Very Special


I’m not going into too much detail over this, but:

Once upon a time, in January I think, a local comic publisher with so-so if popular enough content (if you understand the comic scene here, you’ll know where my opinion comes from) asked a rather narrow question:

Why aren’t there many women who want to be comic artists?

This question, even if not intended to harm, sounds absolutely ridiculous.

Wait until you see the comments!

The entire thing overall still makes my blood boil, so I’m not going to post examples (though I’ve a lot of evidence; if there’s enough curiousity I’m willing to upload and translate), but most of the comments, answered by mostly men, and EVEN WOMEN, are degrading, completely sexist, and very condescending towards any female’s individual tastes and ability to draw.

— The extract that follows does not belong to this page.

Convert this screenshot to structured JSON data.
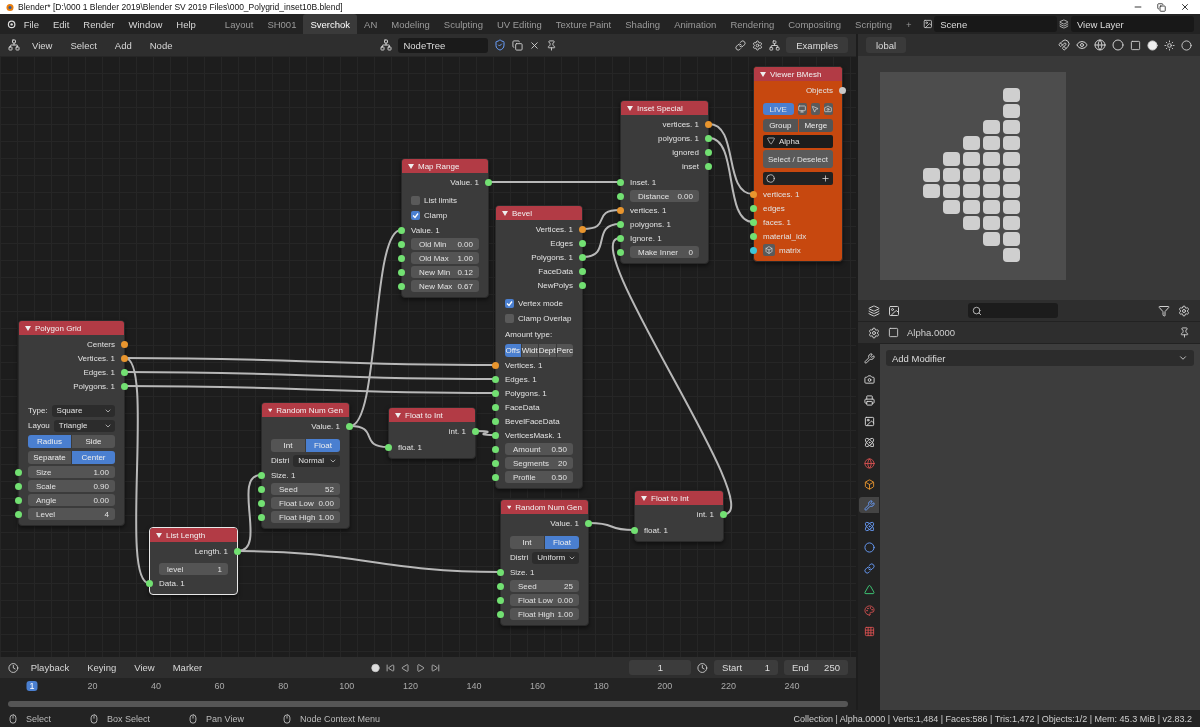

For example:
Women only read shoujo
Women cannot draw as well as men
Women only draw ‘handsome and cute men’ a.k.a only capable of Shades of Grey kind of material
Women are not as creative as men
Women are too materialistic
Women like beauty, men like depth.
Women make boring stories because they are more ‘realistic’ and ‘not as imaginative’
Women have more ‘obligations’ and ‘duties’ so they cannot pursue their ambition (???? WHAT EVEN)
Women are only validated as comic artists if they draw in a ‘male style’ (The person was referring to Becky Cloonan; in which I apologise on behalf)

Even some of the ladies commenting contributed to some of those statements (the second to last one particularly). Oh my God, I was dumb to think that the whole of Malaysia’s art industry is just like its very tight and close-knit indie clique. Or that we are at least progressive in this industry.

The comment on top though, is pure gold.

Translated it says:

I have a feeling…

In Malaysia, not many women read comics. The majority of them prefer reading novels. Maybe only 10% of women like comics.

Out of the 10%, not all of them like to draw comics. The majority of them prefer reading. Maybe only 10% of women comic readers draw comics.

And from that 10%, not all of them are talented enough to want to continue drawing comics confidently. Maybe 10% out of those who like to draw, only have the talent to draw.

And from that 10%, not all of them will have their parents’ blessing to draw comics. They are against it because the industry isn’t stable. Maybe only 10% of those talented ones get the green light to work seriously in the industry.

In conclusion, not many women work in the industry.

So basically, 0.01% of the female population in Malaysia are comic creators. I don’t know where he gets his statistics from, but after reading some of his comments from earlier, and knowing that he’s a PROFESSIONAL in the mainstream industry, this was the last straw for me. Giving these kind of comments and ignoring fellow local female artists (Sarah Joan Mokhtar, Labish (the one from Tumblr), etc) and then not willing to accept different opinions and accept the fact that in art there should be political/societal discourse, is like…….

So anyway during that time I was slowly working on the thumbnails for Chapter 1, and seeing this thread made me so angry that I vowed to START THIS WEBCOMIC as soon as possible, MAKE THE BEST WORK I CAN, and make these people reconsider their opinion and open their worlds a little bit beyond the Malaysian peninsula.

I also promised him that I would thank him for firing me up once TWiDI is set up, so here I am, I got to this point, man. I’ve some experience now.

I hope you find my thanks more significant and worthy of your professional tastes